Verbatim copy without pictures. Please print every entry as it stands.
──────── Data shown ────────
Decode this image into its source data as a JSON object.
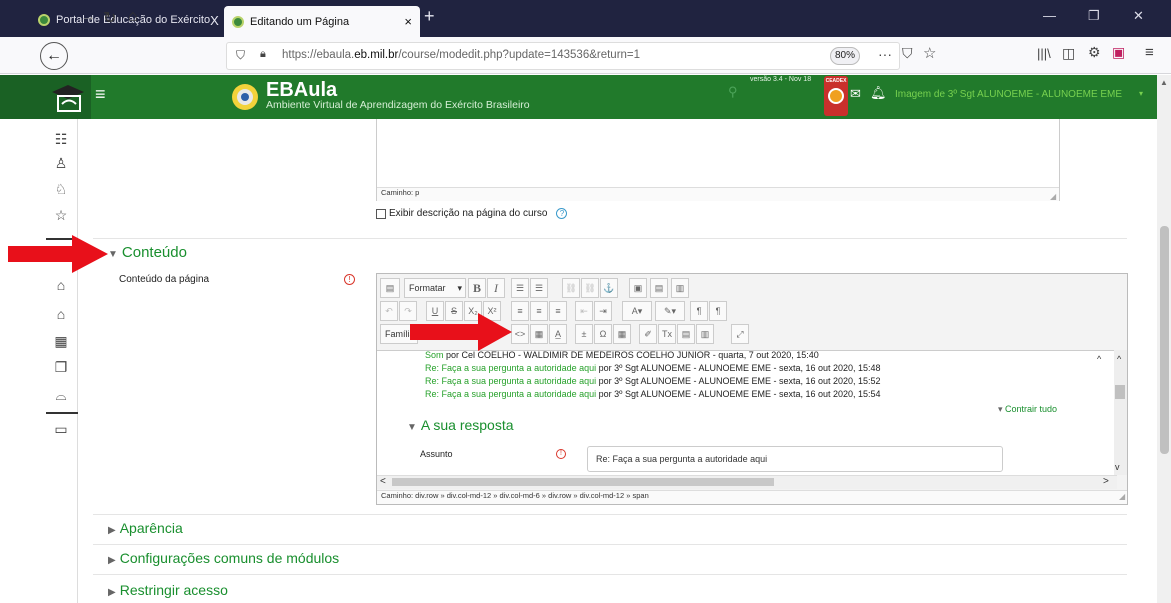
{
  "browser": {
    "tabs": [
      {
        "title": "Portal de Educação do Exército",
        "close": "X"
      },
      {
        "title": "Editando um Página",
        "close": "×"
      }
    ],
    "new_tab": "+",
    "url_domain_prefix": "https://ebaula.",
    "url_domain_bold": "eb.mil.br",
    "url_path": "/course/modedit.php?update=143536&return=1",
    "zoom": "80%"
  },
  "site": {
    "name": "EBAula",
    "subtitle": "Ambiente Virtual de Aprendizagem do Exército Brasileiro",
    "version": "versão 3.4 - Nov 18",
    "badge": "CEADEX",
    "user_link": "Imagem de 3º Sgt ALUNOEME - ALUNOEME EME"
  },
  "top_editor": {
    "path": "Caminho: p",
    "checkbox_label": "Exibir descrição na página do curso",
    "help_icon_char": "?"
  },
  "sections": {
    "conteudo": "Conteúdo",
    "conteudo_label": "Conteúdo da página",
    "required_char": "!",
    "aparencia": "Aparência",
    "config": "Configurações comuns de módulos",
    "restringir": "Restringir acesso"
  },
  "editor": {
    "format_label": "Formatar",
    "font_label": "Família",
    "posts": [
      {
        "title": "Som",
        "by": "por Cel COELHO - WALDIMIR DE MEDEIROS COELHO JUNIOR - quarta, 7 out 2020, 15:40"
      },
      {
        "title": "Re: Faça a sua pergunta a autoridade aqui",
        "by": "por 3º Sgt ALUNOEME - ALUNOEME EME - sexta, 16 out 2020, 15:48"
      },
      {
        "title": "Re: Faça a sua pergunta a autoridade aqui",
        "by": "por 3º Sgt ALUNOEME - ALUNOEME EME - sexta, 16 out 2020, 15:52"
      },
      {
        "title": "Re: Faça a sua pergunta a autoridade aqui",
        "by": "por 3º Sgt ALUNOEME - ALUNOEME EME - sexta, 16 out 2020, 15:54"
      }
    ],
    "contrair": "Contrair tudo",
    "sua_resposta": "A sua resposta",
    "assunto_label": "Assunto",
    "assunto_value": "Re: Faça a sua pergunta a autoridade aqui",
    "path": "Caminho: div.row » div.col-md-12 » div.col-md-6 » div.row » div.col-md-12 » span"
  },
  "colors": {
    "green": "#217a2b",
    "link_green": "#198f2e",
    "arrow_red": "#e8101a"
  }
}
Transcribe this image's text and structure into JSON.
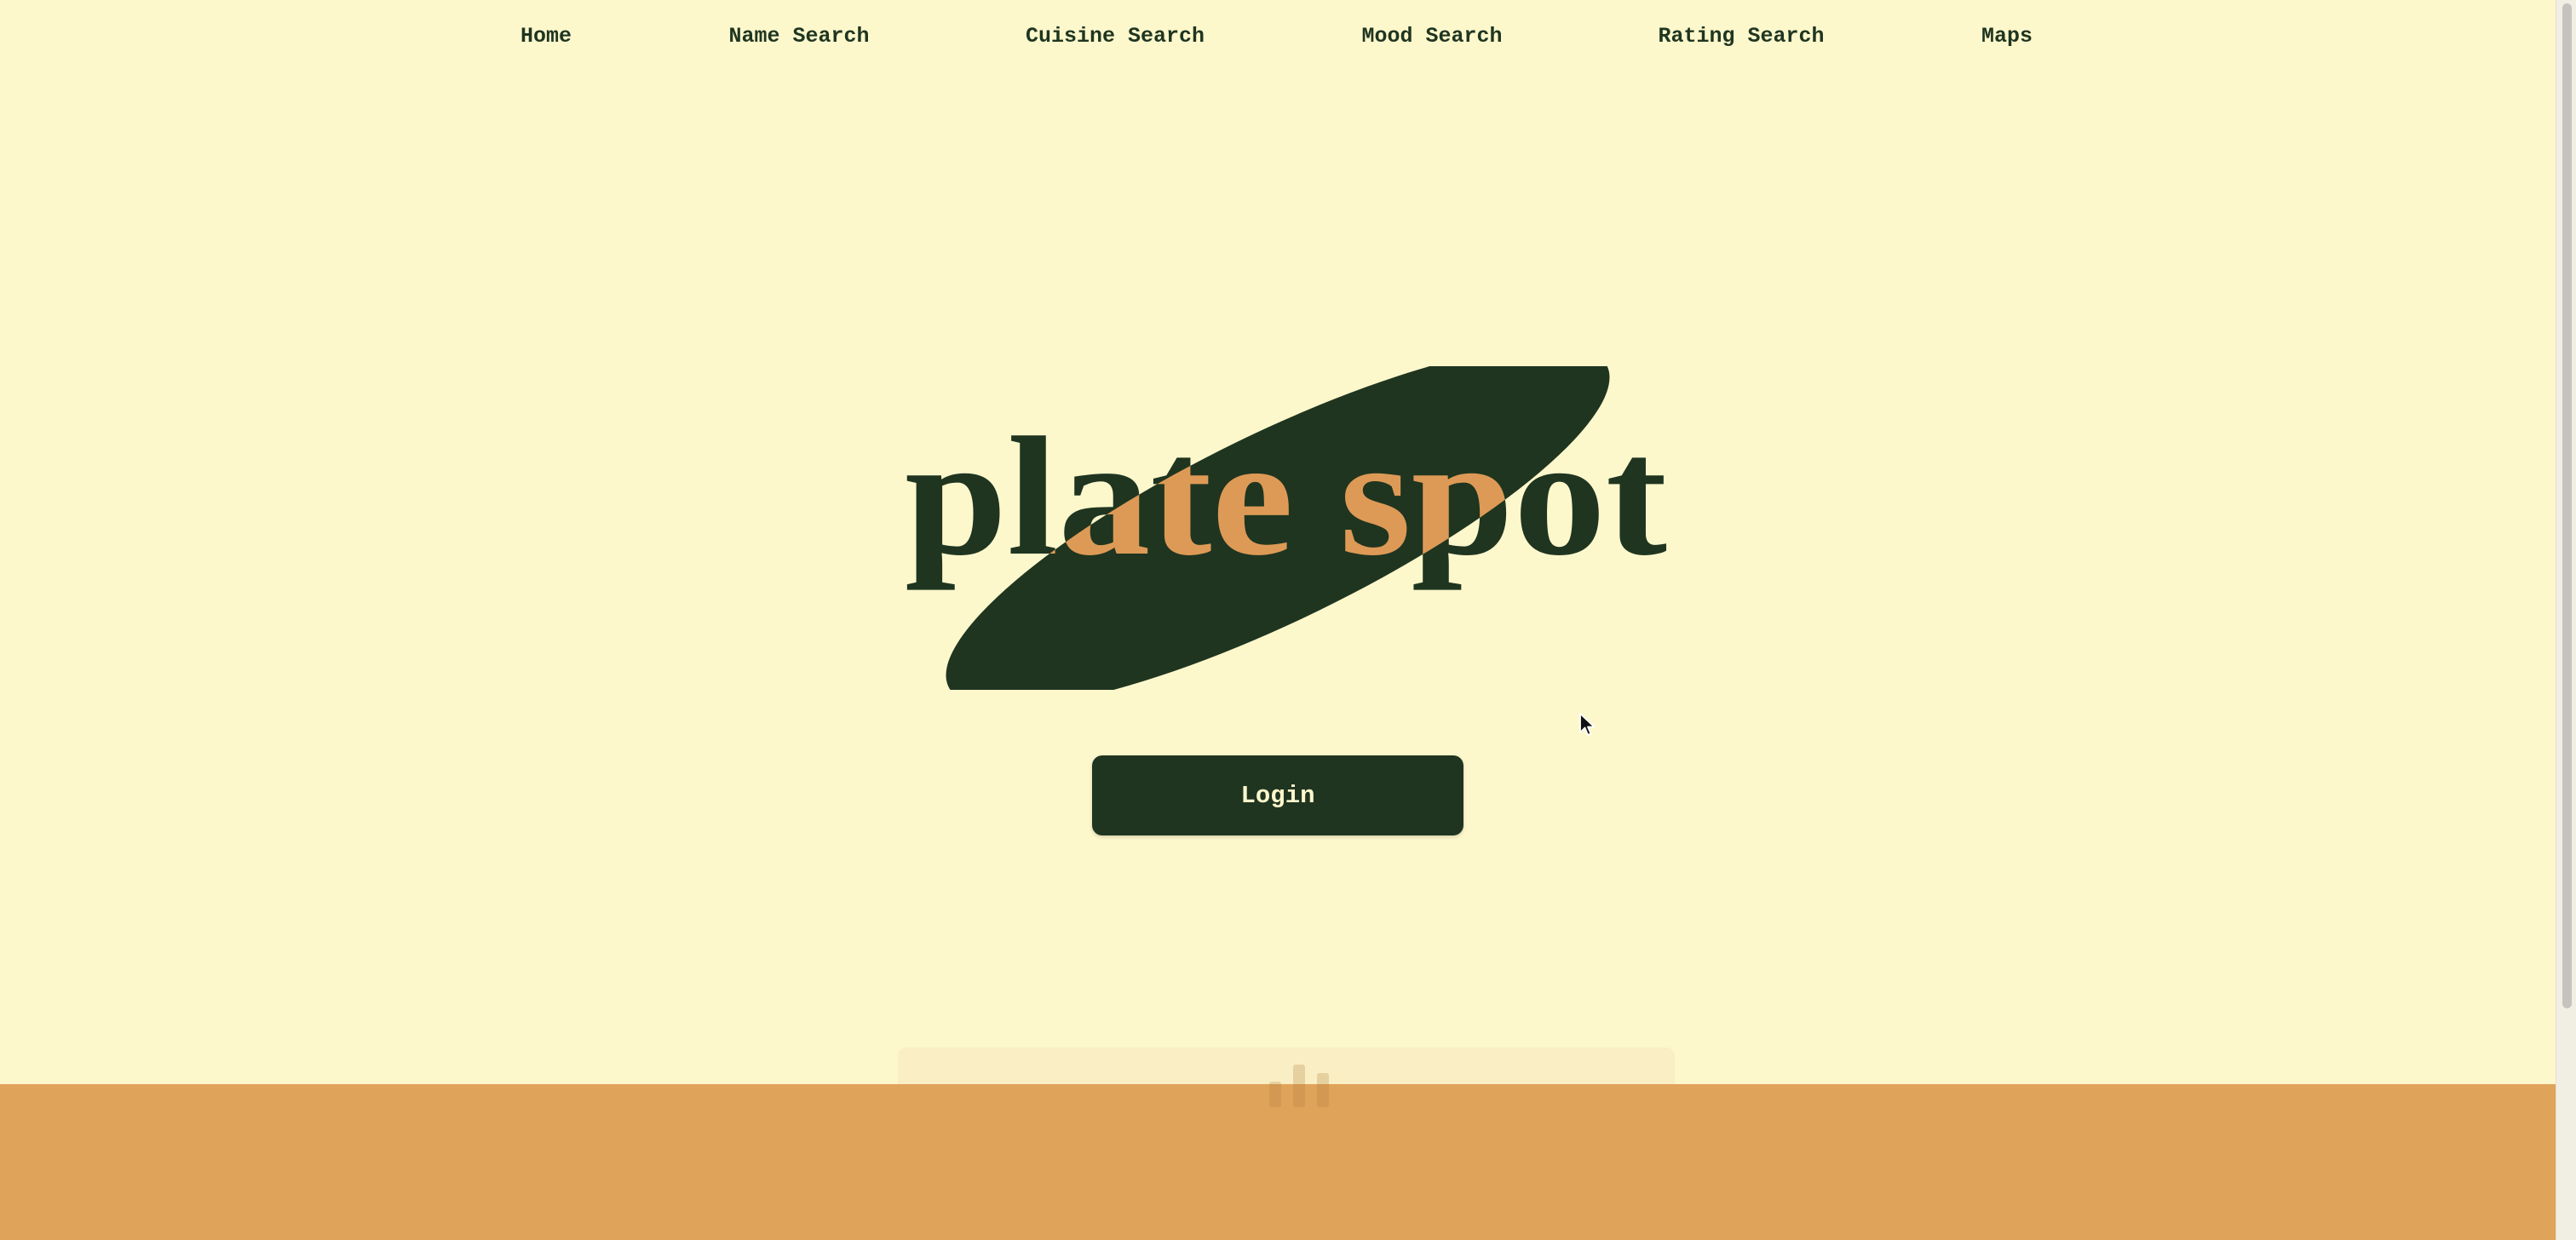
{
  "nav": {
    "items": [
      {
        "label": "Home"
      },
      {
        "label": "Name Search"
      },
      {
        "label": "Cuisine Search"
      },
      {
        "label": "Mood Search"
      },
      {
        "label": "Rating Search"
      },
      {
        "label": "Maps"
      }
    ]
  },
  "logo": {
    "text": "plate spot",
    "colors": {
      "ellipse": "#1f3520",
      "letters": "#1f3520",
      "letters_on_ellipse": "#dd9a56"
    }
  },
  "login": {
    "label": "Login"
  },
  "colors": {
    "background": "#fdf7cc",
    "primary_dark": "#1f3520",
    "accent_orange": "#e0a35a"
  }
}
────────
Output of the task:
Decode this image into its source data as a JSON object.
{
  "browser": {
    "tabs": [
      {
        "title": "Portal de Educação do Exército",
        "close": "X"
      },
      {
        "title": "Editando um Página",
        "close": "×"
      }
    ],
    "new_tab": "+",
    "url_domain_prefix": "https://ebaula.",
    "url_domain_bold": "eb.mil.br",
    "url_path": "/course/modedit.php?update=143536&return=1",
    "zoom": "80%"
  },
  "site": {
    "name": "EBAula",
    "subtitle": "Ambiente Virtual de Aprendizagem do Exército Brasileiro",
    "version": "versão 3.4 - Nov 18",
    "badge": "CEADEX",
    "user_link": "Imagem de 3º Sgt ALUNOEME - ALUNOEME EME"
  },
  "top_editor": {
    "path": "Caminho: p",
    "checkbox_label": "Exibir descrição na página do curso",
    "help_icon_char": "?"
  },
  "sections": {
    "conteudo": "Conteúdo",
    "conteudo_label": "Conteúdo da página",
    "required_char": "!",
    "aparencia": "Aparência",
    "config": "Configurações comuns de módulos",
    "restringir": "Restringir acesso"
  },
  "editor": {
    "format_label": "Formatar",
    "font_label": "Família",
    "posts": [
      {
        "title": "Som",
        "by": "por Cel COELHO - WALDIMIR DE MEDEIROS COELHO JUNIOR - quarta, 7 out 2020, 15:40"
      },
      {
        "title": "Re: Faça a sua pergunta a autoridade aqui",
        "by": "por 3º Sgt ALUNOEME - ALUNOEME EME - sexta, 16 out 2020, 15:48"
      },
      {
        "title": "Re: Faça a sua pergunta a autoridade aqui",
        "by": "por 3º Sgt ALUNOEME - ALUNOEME EME - sexta, 16 out 2020, 15:52"
      },
      {
        "title": "Re: Faça a sua pergunta a autoridade aqui",
        "by": "por 3º Sgt ALUNOEME - ALUNOEME EME - sexta, 16 out 2020, 15:54"
      }
    ],
    "contrair": "Contrair tudo",
    "sua_resposta": "A sua resposta",
    "assunto_label": "Assunto",
    "assunto_value": "Re: Faça a sua pergunta a autoridade aqui",
    "path": "Caminho: div.row » div.col-md-12 » div.col-md-6 » div.row » div.col-md-12 » span"
  },
  "colors": {
    "green": "#217a2b",
    "link_green": "#198f2e",
    "arrow_red": "#e8101a"
  }
}
Transcribe this image's text and structure into JSON.
{
  "nav": {
    "items": [
      {
        "label": "Home"
      },
      {
        "label": "Name Search"
      },
      {
        "label": "Cuisine Search"
      },
      {
        "label": "Mood Search"
      },
      {
        "label": "Rating Search"
      },
      {
        "label": "Maps"
      }
    ]
  },
  "logo": {
    "text": "plate spot",
    "colors": {
      "ellipse": "#1f3520",
      "letters": "#1f3520",
      "letters_on_ellipse": "#dd9a56"
    }
  },
  "login": {
    "label": "Login"
  },
  "colors": {
    "background": "#fdf7cc",
    "primary_dark": "#1f3520",
    "accent_orange": "#e0a35a"
  }
}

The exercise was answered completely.